╭─ DATA SHOWN
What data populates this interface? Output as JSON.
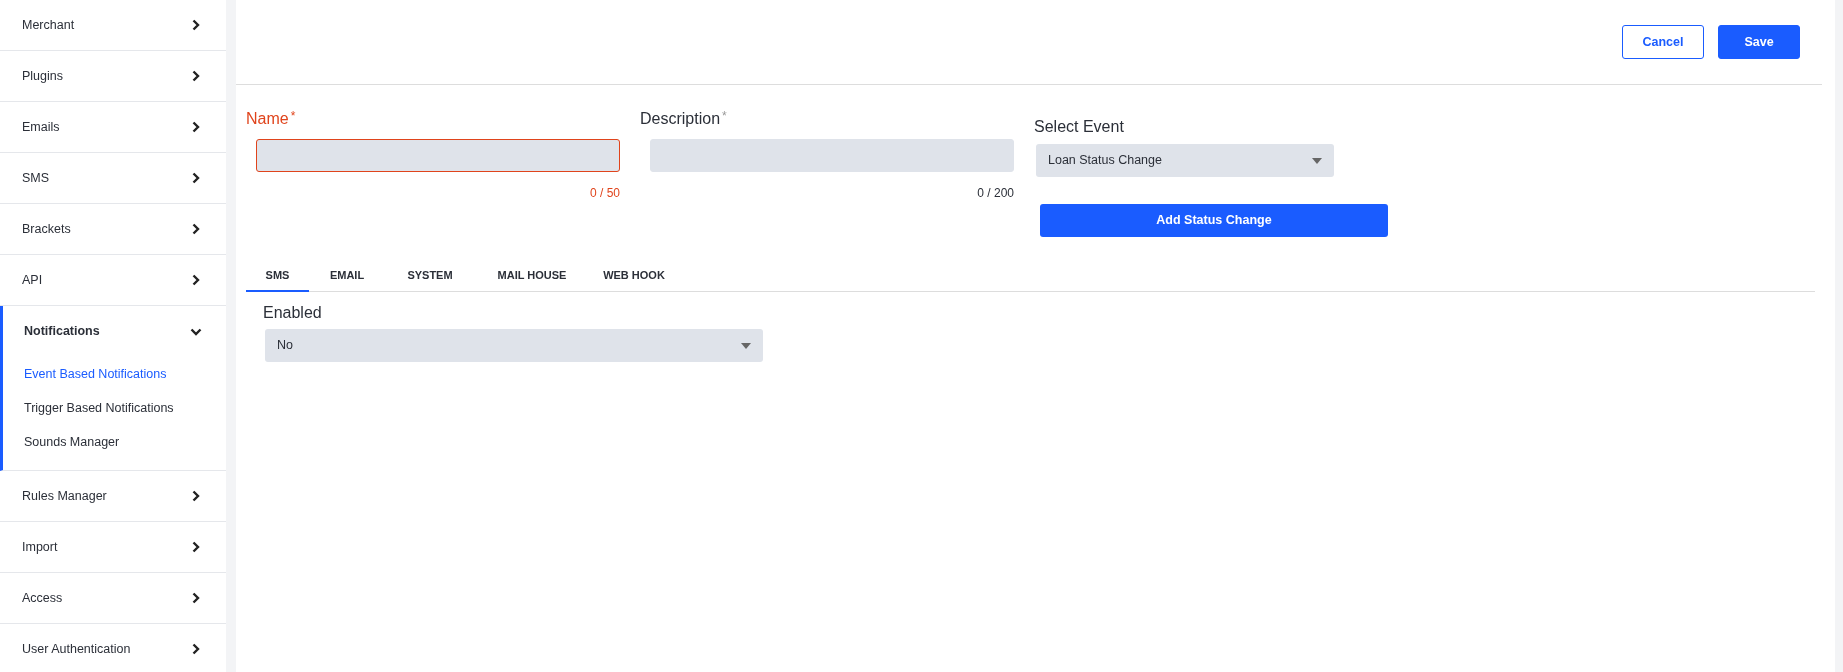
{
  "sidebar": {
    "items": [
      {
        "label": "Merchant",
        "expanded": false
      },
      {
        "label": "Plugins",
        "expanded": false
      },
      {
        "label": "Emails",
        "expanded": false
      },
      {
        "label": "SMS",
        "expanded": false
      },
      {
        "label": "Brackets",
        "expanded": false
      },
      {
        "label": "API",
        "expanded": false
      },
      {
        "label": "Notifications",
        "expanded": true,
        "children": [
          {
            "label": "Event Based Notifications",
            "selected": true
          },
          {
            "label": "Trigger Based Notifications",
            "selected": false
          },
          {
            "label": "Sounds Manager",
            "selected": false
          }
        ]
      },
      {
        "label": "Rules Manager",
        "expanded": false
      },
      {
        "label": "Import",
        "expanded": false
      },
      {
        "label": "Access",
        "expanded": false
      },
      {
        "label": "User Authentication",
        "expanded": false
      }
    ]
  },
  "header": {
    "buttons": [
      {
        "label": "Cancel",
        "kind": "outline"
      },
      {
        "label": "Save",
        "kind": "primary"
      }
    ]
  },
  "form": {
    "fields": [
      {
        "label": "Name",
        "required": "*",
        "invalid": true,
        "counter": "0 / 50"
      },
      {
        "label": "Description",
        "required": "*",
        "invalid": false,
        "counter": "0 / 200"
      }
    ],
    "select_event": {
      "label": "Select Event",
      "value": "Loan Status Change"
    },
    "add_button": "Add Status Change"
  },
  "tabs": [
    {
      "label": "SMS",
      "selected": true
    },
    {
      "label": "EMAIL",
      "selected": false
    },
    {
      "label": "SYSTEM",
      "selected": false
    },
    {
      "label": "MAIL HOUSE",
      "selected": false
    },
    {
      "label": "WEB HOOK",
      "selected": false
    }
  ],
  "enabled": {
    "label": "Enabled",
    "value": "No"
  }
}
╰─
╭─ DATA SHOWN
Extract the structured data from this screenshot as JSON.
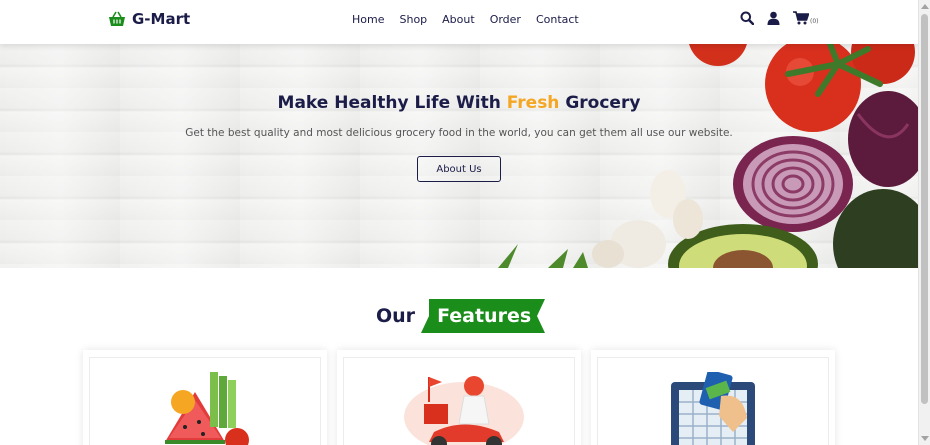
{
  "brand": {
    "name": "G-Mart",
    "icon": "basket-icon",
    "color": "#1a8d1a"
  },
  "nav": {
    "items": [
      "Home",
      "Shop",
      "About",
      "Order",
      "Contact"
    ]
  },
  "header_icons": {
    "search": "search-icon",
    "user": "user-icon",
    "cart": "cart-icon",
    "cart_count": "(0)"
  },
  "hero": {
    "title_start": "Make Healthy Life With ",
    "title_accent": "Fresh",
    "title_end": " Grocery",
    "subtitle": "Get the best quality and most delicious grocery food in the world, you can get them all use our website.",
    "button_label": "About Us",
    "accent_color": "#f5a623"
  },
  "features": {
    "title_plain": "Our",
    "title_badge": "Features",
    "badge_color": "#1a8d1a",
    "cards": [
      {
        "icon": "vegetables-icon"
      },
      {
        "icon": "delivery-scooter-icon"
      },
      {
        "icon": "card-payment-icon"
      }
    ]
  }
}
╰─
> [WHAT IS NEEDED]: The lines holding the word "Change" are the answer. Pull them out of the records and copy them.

> [FINAL ANSWER]:
      "value": "Loan Status Change"
    "add_button": "Add Status Change"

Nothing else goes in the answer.